As police still investigate racist fliers dropped at Bridgewater College, media continues to wrestle with coverage of it
On the way to class Monday, Nov. 26, a Bridgewater College student found half-a-dozen baggies along Dinkel Avenue — right by the college — that contained fliers espousing racist and anti-Semitic sentiments, the latest in a string of instances in Virginia over the last year.
Amelia, a first-grader, navigates the lunchroom of Bluestone Elementary School. Through its floor-to-ceiling windows, the snow-covered valley is visible beyond the playground featuring local rocks for climbing and garden beds watered by cisterns. Inside, in the school lobby, a grand piano sits within listening distance of the open-walled cafeteria, gym, and classrooms. Natural sunlight filters into the building through solar tubes, while exposed geothermal pipes provide impromptu learning opportunities for Amelia and her peers.
Snowy Owls, flamingos — you never know what kind of birds you might encounter in the Shenandoah Valley. However, on the eve of the annual Rockingham County Christmas Bird Count, a group of eagle-eyed bird watchers have a pretty good idea of which ones have been through the area — for now.
Facing newly energized opposition, Del. Tony Wilt announces reelection bid for his 26th District seat
On Tuesday, surrounded by prominent fellow Republicans on the courthouse steps, Del. Tony Wilt announced his intent to seek a fifth term representing the 26th District in the Virginia House of Delegates. His announcement follows recent campaign launches by two Democrats hoping to face him in next year’s general election. In his remarks on Tuesday, Wilt emphasized a grassroots approach to the upcoming campaign.
Harrisonburg is a little closer to allowing police and city staff to impound scooters abandoned in a right-of-way, blocking entryways or pedestrian traffic, or being ridden on sidewalks downtown.
‘Real change’ — JMU students and halfway house residents team up to craft stories of hope and redemption
Male residents of the Gemeinschaft Home — a halfway house — created powerful songs and emotional messages after teaming up with JMU music and social work students. The result was Story Table, in which many of those stories and songs were shared Monday night at Merge Coffee Co. and Bowl of Good.
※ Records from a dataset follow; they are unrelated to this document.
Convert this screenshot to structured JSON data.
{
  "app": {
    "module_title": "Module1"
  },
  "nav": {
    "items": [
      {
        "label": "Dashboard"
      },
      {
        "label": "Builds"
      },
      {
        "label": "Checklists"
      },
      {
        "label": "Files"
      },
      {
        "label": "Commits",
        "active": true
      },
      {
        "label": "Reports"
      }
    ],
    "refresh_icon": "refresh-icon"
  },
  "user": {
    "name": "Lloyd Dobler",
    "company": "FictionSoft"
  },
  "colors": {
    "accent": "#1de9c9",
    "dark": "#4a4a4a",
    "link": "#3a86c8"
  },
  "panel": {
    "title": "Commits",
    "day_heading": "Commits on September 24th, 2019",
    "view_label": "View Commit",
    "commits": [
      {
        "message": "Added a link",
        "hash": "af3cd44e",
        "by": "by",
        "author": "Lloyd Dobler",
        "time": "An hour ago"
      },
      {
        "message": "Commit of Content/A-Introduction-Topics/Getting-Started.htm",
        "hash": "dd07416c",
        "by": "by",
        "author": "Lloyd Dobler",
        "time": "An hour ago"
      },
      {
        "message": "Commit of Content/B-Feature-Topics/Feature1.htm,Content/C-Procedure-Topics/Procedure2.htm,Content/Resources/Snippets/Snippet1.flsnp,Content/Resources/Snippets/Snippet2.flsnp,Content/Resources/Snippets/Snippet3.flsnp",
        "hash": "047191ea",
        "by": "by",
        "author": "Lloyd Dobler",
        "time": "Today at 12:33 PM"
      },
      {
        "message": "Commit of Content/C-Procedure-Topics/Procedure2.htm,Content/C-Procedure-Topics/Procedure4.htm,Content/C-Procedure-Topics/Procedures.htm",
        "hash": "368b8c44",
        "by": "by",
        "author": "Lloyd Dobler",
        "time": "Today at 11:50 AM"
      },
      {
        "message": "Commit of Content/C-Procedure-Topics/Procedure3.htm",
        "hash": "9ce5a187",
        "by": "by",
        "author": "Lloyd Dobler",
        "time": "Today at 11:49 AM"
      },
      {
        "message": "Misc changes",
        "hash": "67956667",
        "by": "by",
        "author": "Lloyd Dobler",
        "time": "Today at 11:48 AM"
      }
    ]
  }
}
As momentum grows for I-81 upgrades, lawmakers prepare to pick between tolls and taxes to cover the $2 billion cost
Toll or tax? That’s a question that state legislators will begin debating next month when the General Assembly convenes for its 2019 session. At issue is Interstate 81 – the increasingly congested, dangerous and routinely backed-up artery that carries hundreds of billions of dollars in goods each year straight through Harrisonburg and western Virginia.
Harrisonburg High School teacher Myron Blosser’s educational philosophy is as follows: “Any time you do something you build more emotion than when you just see or read something.”
This Wednesday, that “doing something” had his students piled into the small radiology room at The Wildlife Center of Virginia in Waynesboro, peering x-ray images displayed on a computer.
“Yep,” one student called to Blosser, who was crowded out into the hallway. “This one’s got lead in it.”